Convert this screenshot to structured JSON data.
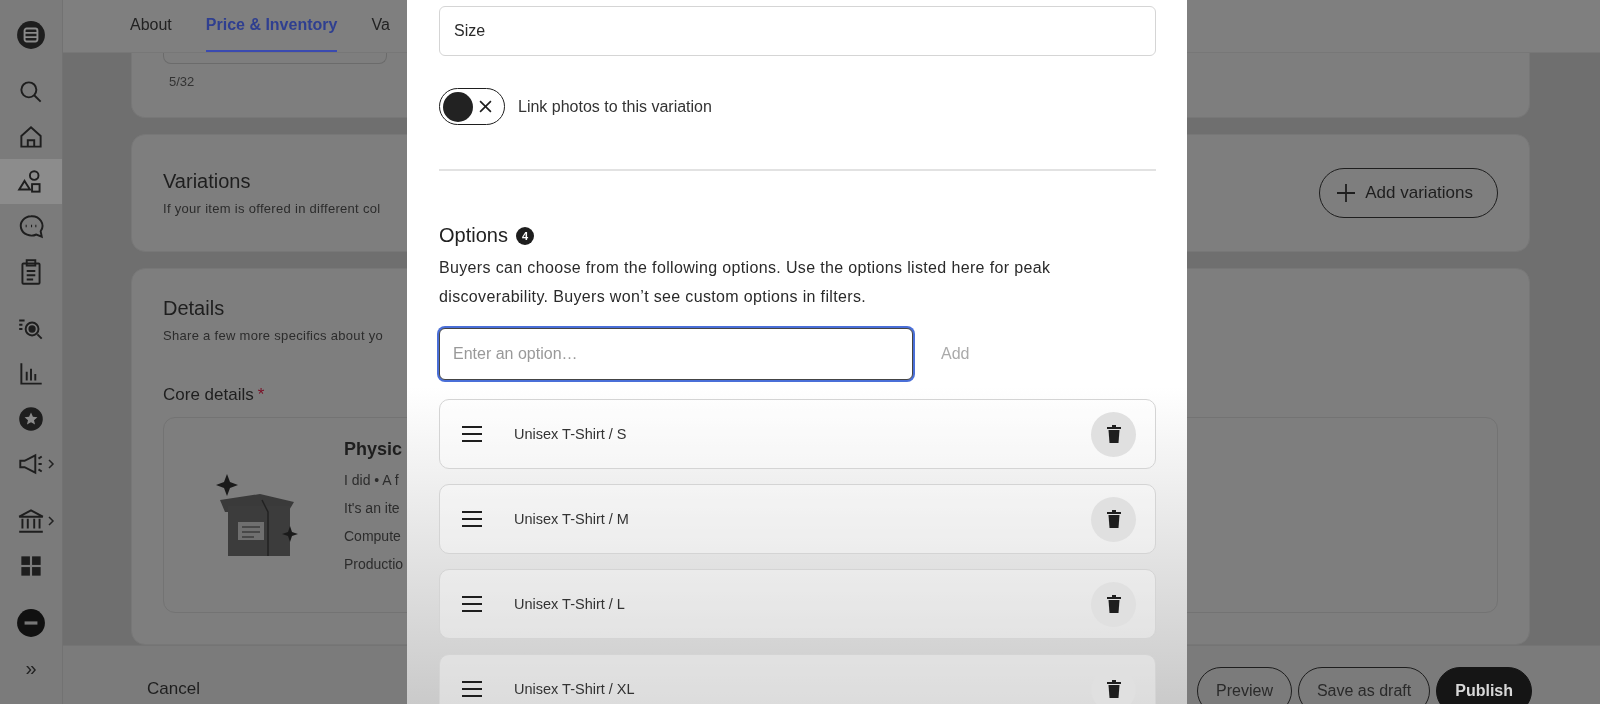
{
  "sidebar": {
    "groups": [
      [
        {
          "selected": false,
          "has_submenu": false
        }
      ],
      [
        {
          "selected": false,
          "has_submenu": false
        },
        {
          "selected": false,
          "has_submenu": false
        },
        {
          "selected": true,
          "has_submenu": false
        },
        {
          "selected": false,
          "has_submenu": false
        },
        {
          "selected": false,
          "has_submenu": false
        }
      ],
      [
        {
          "selected": false,
          "has_submenu": false
        },
        {
          "selected": false,
          "has_submenu": false
        },
        {
          "selected": false,
          "has_submenu": false
        },
        {
          "selected": false,
          "has_submenu": true
        }
      ],
      [
        {
          "selected": false,
          "has_submenu": true
        },
        {
          "selected": false,
          "has_submenu": false
        }
      ],
      [
        {
          "selected": false,
          "has_submenu": false
        }
      ]
    ],
    "expand": "»"
  },
  "tabs": [
    {
      "label": "About",
      "selected": false
    },
    {
      "label": "Price & Inventory",
      "selected": true
    },
    {
      "label": "Va",
      "selected": false
    }
  ],
  "title_card": {
    "counter": "5/32"
  },
  "variations": {
    "title": "Variations",
    "description": "If your item is offered in different col",
    "add_button": "Add variations"
  },
  "details": {
    "title": "Details",
    "description": "Share a few more specifics about yo",
    "core_details": {
      "label": "Core details",
      "required_mark": "*"
    },
    "item_type": {
      "title": "Physic",
      "lines": [
        "I did • A f",
        "It's an ite",
        "Compute",
        "Productio"
      ]
    }
  },
  "footer": {
    "cancel": "Cancel",
    "buttons": [
      {
        "label": "Preview",
        "kind": "outline"
      },
      {
        "label": "Save as draft",
        "kind": "outline"
      },
      {
        "label": "Publish",
        "kind": "primary"
      }
    ]
  },
  "dialog": {
    "variation_name": {
      "value": "Size"
    },
    "link_photos": {
      "label": "Link photos to this variation",
      "on": false
    },
    "options": {
      "title": "Options",
      "count": "4",
      "description": "Buyers can choose from the following options. Use the options listed here for peak discoverability. Buyers won’t see custom options in filters.",
      "input": {
        "placeholder": "Enter an option…",
        "focused": true
      },
      "add_button": {
        "label": "Add",
        "disabled": true
      },
      "items": [
        {
          "label": "Unisex T-Shirt / S"
        },
        {
          "label": "Unisex T-Shirt / M"
        },
        {
          "label": "Unisex T-Shirt / L"
        },
        {
          "label": "Unisex T-Shirt / XL"
        }
      ]
    }
  }
}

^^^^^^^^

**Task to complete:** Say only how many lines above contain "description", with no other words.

**Exercise response:** 3